* **RECORDS TO USE**
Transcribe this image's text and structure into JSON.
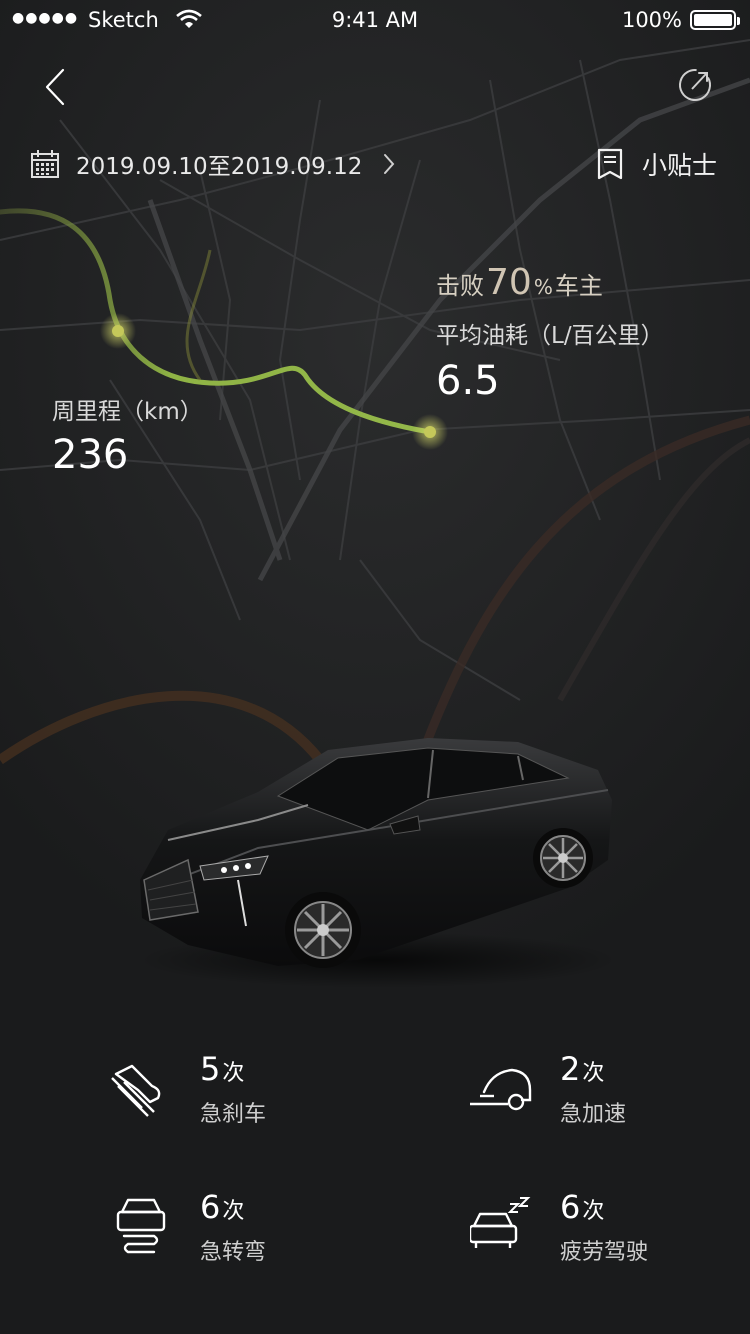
{
  "status_bar": {
    "carrier": "Sketch",
    "time": "9:41 AM",
    "battery": "100%",
    "icons": [
      "signal-dots-icon",
      "wifi-icon",
      "battery-icon"
    ]
  },
  "nav": {
    "back_icon": "chevron-left-icon",
    "refresh_icon": "refresh-icon"
  },
  "date_range": {
    "text": "2019.09.10至2019.09.12",
    "icon": "calendar-icon"
  },
  "tips": {
    "label": "小贴士",
    "icon": "document-icon"
  },
  "ranking": {
    "prefix": "击败",
    "percent": "70",
    "percent_sign": "%",
    "suffix": "车主"
  },
  "fuel": {
    "label": "平均油耗（L/百公里）",
    "value": "6.5"
  },
  "mileage": {
    "label": "周里程（km）",
    "value": "236"
  },
  "behaviors": [
    {
      "count": "5",
      "unit": "次",
      "label": "急刹车",
      "icon": "hard-brake-icon"
    },
    {
      "count": "2",
      "unit": "次",
      "label": "急加速",
      "icon": "rapid-acceleration-icon"
    },
    {
      "count": "6",
      "unit": "次",
      "label": "急转弯",
      "icon": "sharp-turn-icon"
    },
    {
      "count": "6",
      "unit": "次",
      "label": "疲劳驾驶",
      "icon": "fatigue-driving-icon"
    }
  ],
  "colors": {
    "background": "#1a1b1c",
    "route": "#8fb345",
    "route_point": "#c3c95a",
    "accent_text": "#d0c5b3"
  }
}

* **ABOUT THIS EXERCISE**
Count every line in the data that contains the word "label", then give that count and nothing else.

* **OUTPUT OF THE EXERCISE**
7